Hampstead – Review

Worth seeing: for Brendan Gleeson's cantankerous recluse in a nonsensical, romance and comedy-free rom-com, that's incoherent and people's with caricatured grotesques
Director:Joel Hopkins
Featuring:Brendan Gleeson, Diane Keaton, Alistair Petrie, Brian Protheroe, Hugh Skinner, James Norton, Jason Watkins, John Sackville, Lesley Manville, Simon Callow, Will Smith (UK)
Length:103 minutes
Released:23rd June 2017


Charity-shop worker Emily (Diane Keaton) is a widow, trying to hide the fact that she’s rapidly running out of money and can’t even afford the upkeep of her plush apartment, overlooking Hampstead Heath.

Donald (Brendan Gleeson) is a somewhat eccentric recluse, who’s been living a self-sufficient lifestyle in a shack he’s built in a clearing in the woods, on the edge of the Heath.

Do you think these two might meet cute? Do you? All we need is a catalyst?

As it happens, a property developer is trying to turn a disused hospital into a block of luxury flats and Donald’s pocket of land happens to be part of the hospital’s grounds. When Donald is issued with an eviction notice, he refuses to budge.

Emily’s friends and neighbours are backing the developer’s planning application, as they think it will increase the value of their own properties. Emily thinks otherwise and after contriving a meeting with him, she decides to side with Donald and help him fight a legal battle to stay on his land – not that he wants her help.

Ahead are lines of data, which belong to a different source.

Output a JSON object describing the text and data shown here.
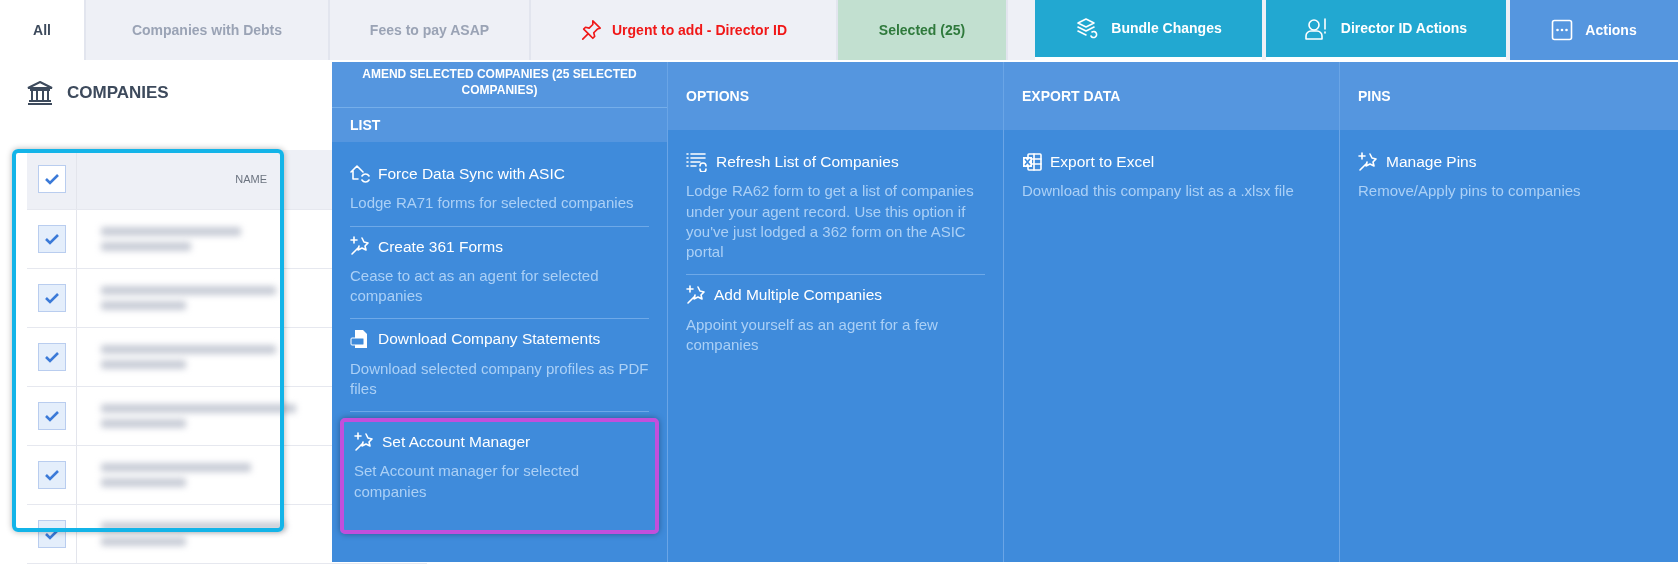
{
  "tabs": [
    {
      "label": "All",
      "kind": "filter",
      "selected": true
    },
    {
      "label": "Companies with Debts",
      "kind": "filter",
      "selected": false
    },
    {
      "label": "Fees to pay ASAP",
      "kind": "filter",
      "selected": false
    },
    {
      "label": "Urgent to add - Director ID",
      "kind": "urgent",
      "selected": false
    },
    {
      "label": "Selected (25)",
      "kind": "selection",
      "selected": false
    }
  ],
  "action_tabs": [
    {
      "label": "Bundle Changes",
      "open": false
    },
    {
      "label": "Director ID Actions",
      "open": false
    },
    {
      "label": "Actions",
      "open": true
    }
  ],
  "companies": {
    "heading": "COMPANIES",
    "column": "NAME",
    "all_checked": true,
    "selection_outlined": true,
    "rows": [
      {
        "checked": true
      },
      {
        "checked": true
      },
      {
        "checked": true
      },
      {
        "checked": true
      },
      {
        "checked": true
      },
      {
        "checked": true
      }
    ]
  },
  "menu": {
    "title": "AMEND SELECTED COMPANIES (25 SELECTED COMPANIES)",
    "columns": [
      {
        "heading": "LIST",
        "items": [
          {
            "title": "Force Data Sync with ASIC",
            "description": "Lodge RA71 forms for selected companies",
            "highlighted": false
          },
          {
            "title": "Create 361 Forms",
            "description": "Cease to act as an agent for selected companies",
            "highlighted": false
          },
          {
            "title": "Download Company Statements",
            "description": "Download selected company profiles as PDF files",
            "highlighted": false
          },
          {
            "title": "Set Account Manager",
            "description": "Set Account manager for selected companies",
            "highlighted": true
          }
        ]
      },
      {
        "heading": "OPTIONS",
        "items": [
          {
            "title": "Refresh List of Companies",
            "description": "Lodge RA62 form to get a list of companies under your agent record. Use this option if you've just lodged a 362 form on the ASIC portal",
            "highlighted": false
          },
          {
            "title": "Add Multiple Companies",
            "description": "Appoint yourself as an agent for a few companies",
            "highlighted": false
          }
        ]
      },
      {
        "heading": "EXPORT DATA",
        "items": [
          {
            "title": "Export to Excel",
            "description": "Download this company list as a .xlsx file",
            "highlighted": false
          }
        ]
      },
      {
        "heading": "PINS",
        "items": [
          {
            "title": "Manage Pins",
            "description": "Remove/Apply pins to companies",
            "highlighted": false
          }
        ]
      }
    ]
  }
}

He enjoys her company though and soon, she starts to feel the same way. But as she develops feelings for Donald – that she couldn’t dare admit to her neighbours – her friend Fiona (Lesley Manville) is determined to set her up with her cringe-inducing accountant James (Jason Watkins), who is only too pleased to help Emily get her finances straight – for no cost – well, no financial cost.


It’s hard to tell whether this is a naively immature piece of film-making or a cynical and calculated effort to appeal to fans of British romcom – or more accurately, sitcom.

Either way, with almost every beat, you feel like you’re being slapped in the face by a screenwriting text-book.

First we’re introduced to Diane Keaton, then we encounter Brendan Gleeson, then we wonder how the pair will meet.

Gleeson is enjoyable enough and largely convincing as the brusque loner with a warm underbelly, but Diane Keaton feels like she’s playing to her Annie Hall image, while trying to emulate the likes of Andie MacDowell and Julia Roberts as the “American woman in the London-set romcom”. As for the supporting characters, without exception, they’re all caricatured grotesques from central casting. The casting itself seems somewhat unlikely, with the two men vying for Diane Keaton’s affections being ten and twenty years younger than her respectively.

In fact, pitched as an aspirational tale for older folk, to appeal to a more mature audience, it works only on the level of suggesting that a woman in her seventies can attract men a decade or two younger. Other than that, it presents a peculiarly mixed message about whether aspiring to wealth is the right approach to life.

Much of the film plays like a travelogue – the phone-booth coffee-shop on Hampstead High Street, shots of various picturesque parts of Hampstead Heath, Karl Marx’s grave at nearby Highgate Cemetery and an inexplicable visit to the British Museum, to name but a few locations.

Oddly, the story itself doesn’t feel convincing, even though it’s based on a true events; the film-makers have taken dramatic licence a little too far and added elements which counteract the surprising real story and make it seem even less likely than it should. It feels like this film should hang on the skeleton of the court-case, as a retelling of the David-and-Goliath story as underdog versus the corporates, but it’s almost flippantly overlooked in a screenplay that’s more interested in reaching for – and missing – obvious rom-com buttons.

Without wanting to spoil it for anyone who’s actually intending to take it at all seriously, there’s a most preposterous plot point, immediately after the end of the court case that makes you wonder why on earth we’ve been bothering to watch the film up until that point.

If the film hadn’t already been a visually and thematically twee narrative mess, this twist – and what follows – would have sent it spiraling out of control.

There is an audience for this kind of warm-hearted, chocolate-box, la-di-da nonsense but it would have to be a very tolerant audience, accepting of pedestrian and unconvincing drama, masquerading as rom-com, where there’s very little sexual chemistry and even less genuine comedy.

Hampstead’s celebrity residents are likely to be embarrassed by this exercise, rather than excited to see their daily haunts on the big screen.